Any hard structure submerged in the sea will eventually host a community of marine organisms growing on and associated with its surface. This marine growth, or biofouling, is comprised of a variety of species depending on the location, depth and configuration of the structure. Marine growth on renewable energy devices can have consequences for structural integrity, hydrodynamic efficiency, and survivability of devices, and may also encourage the establishment and growth of non-native or invasive species.
In 2015, the Offshore Renewable Energy Catapult commissioned a feasibility study to evaluate options for mapping and monitoring marine growth on renewable energy structures. This feasibility study comprised three parts:

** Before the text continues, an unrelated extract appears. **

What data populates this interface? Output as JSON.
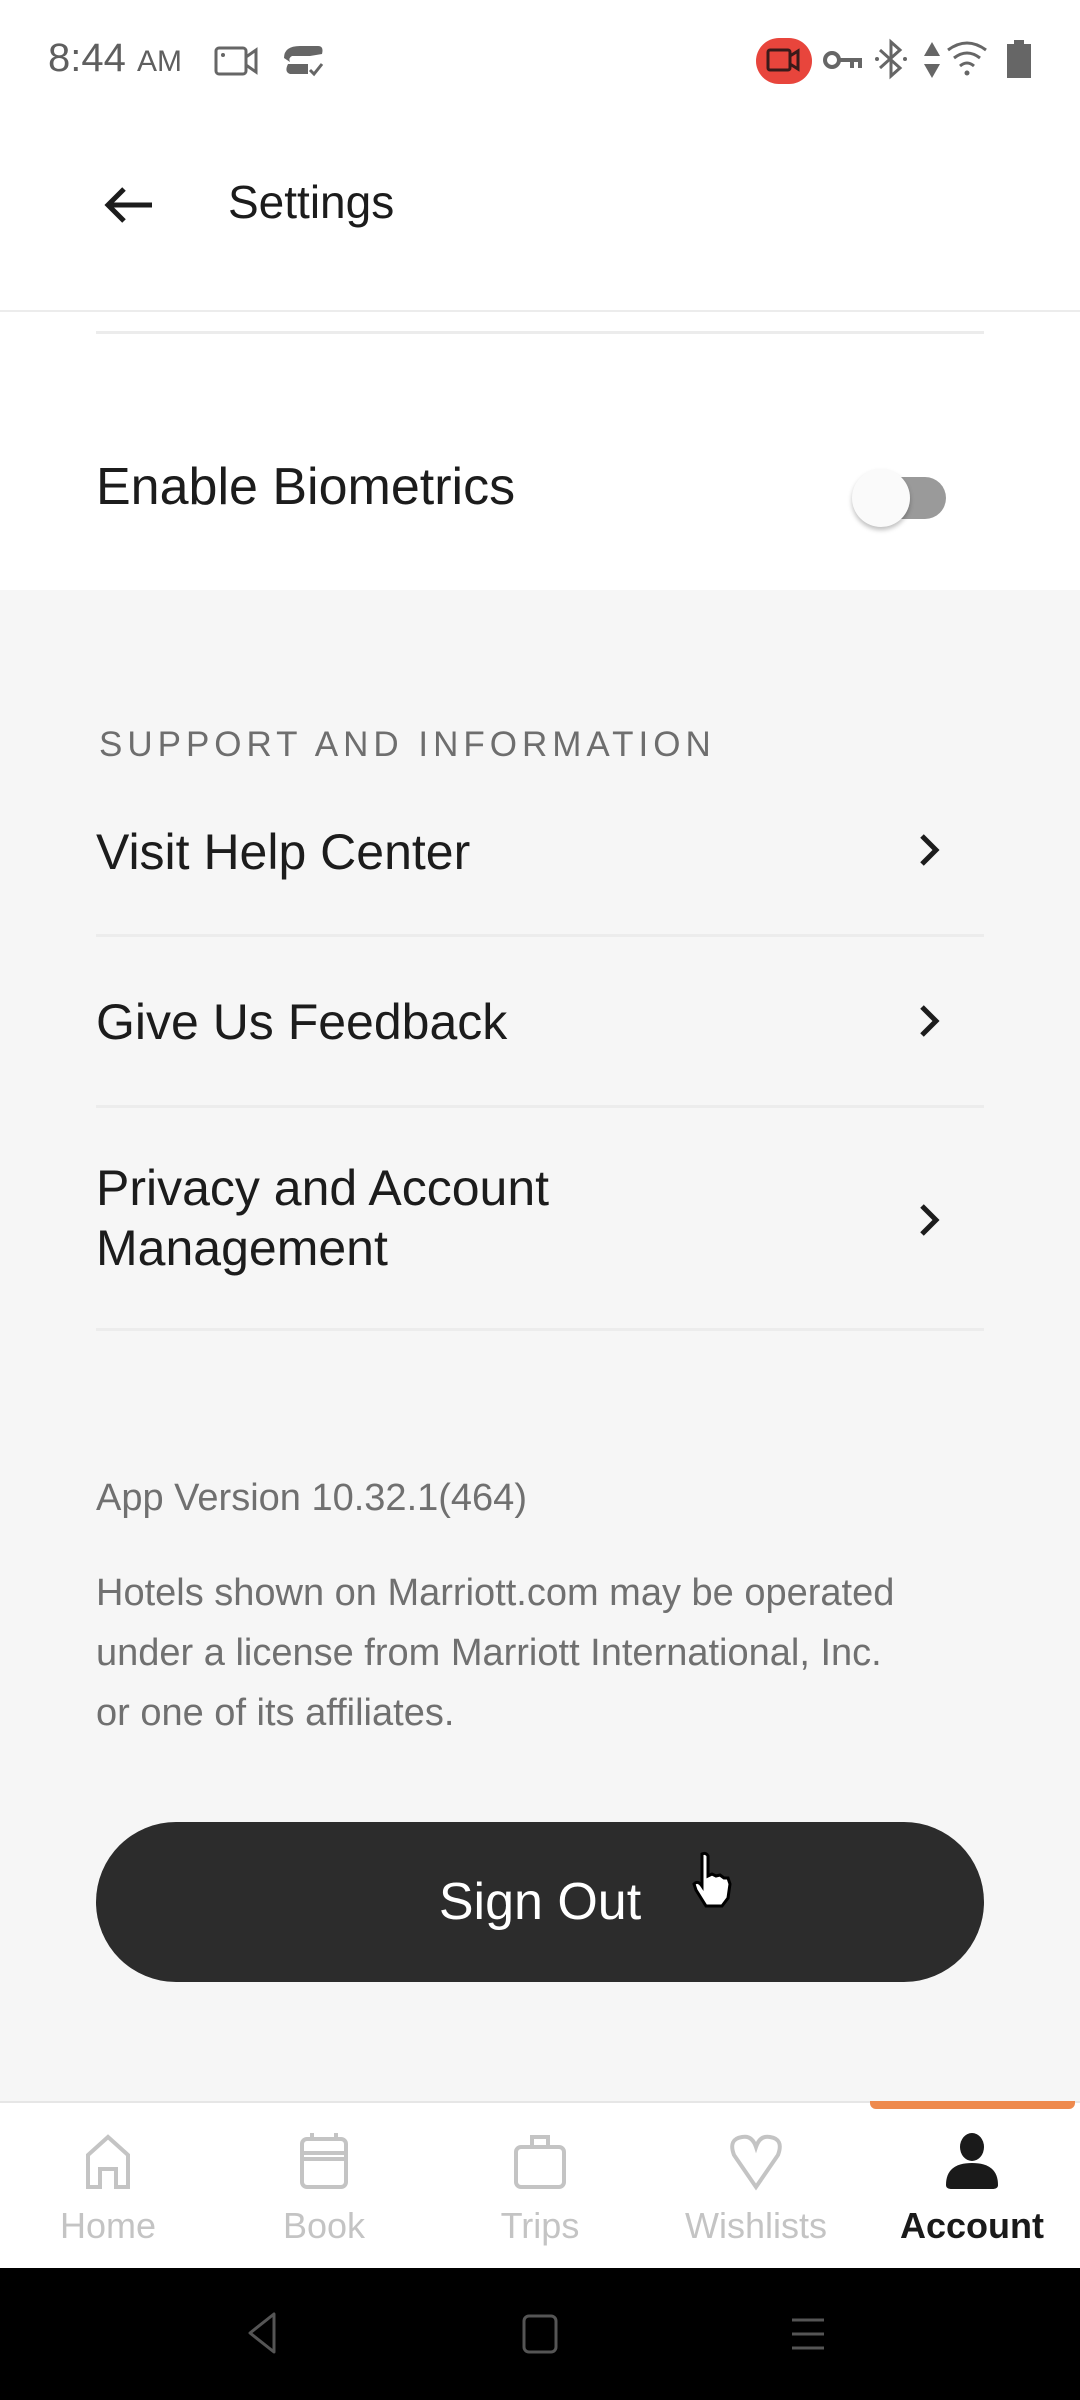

1. Industry consultation – to provide insight into industry issues associated with biofouling, to which 15 responses were received
2. Feasibility of Predictive Mapping of Marine Growth – a study reviewing key biofouling species and their implications for renewable energy structures and the feasibility of developing a predictive mapping tool for marine growth
3. Feasibility of Sensor Development for Monitoring Marine Growth – a study reviewing promising technology options for the development of a marine growth sensor, designed to provide information about marine growth on a structure in real-time.
This report presents the outcomes of the third element of this project, sensor development for monitoring marine growth.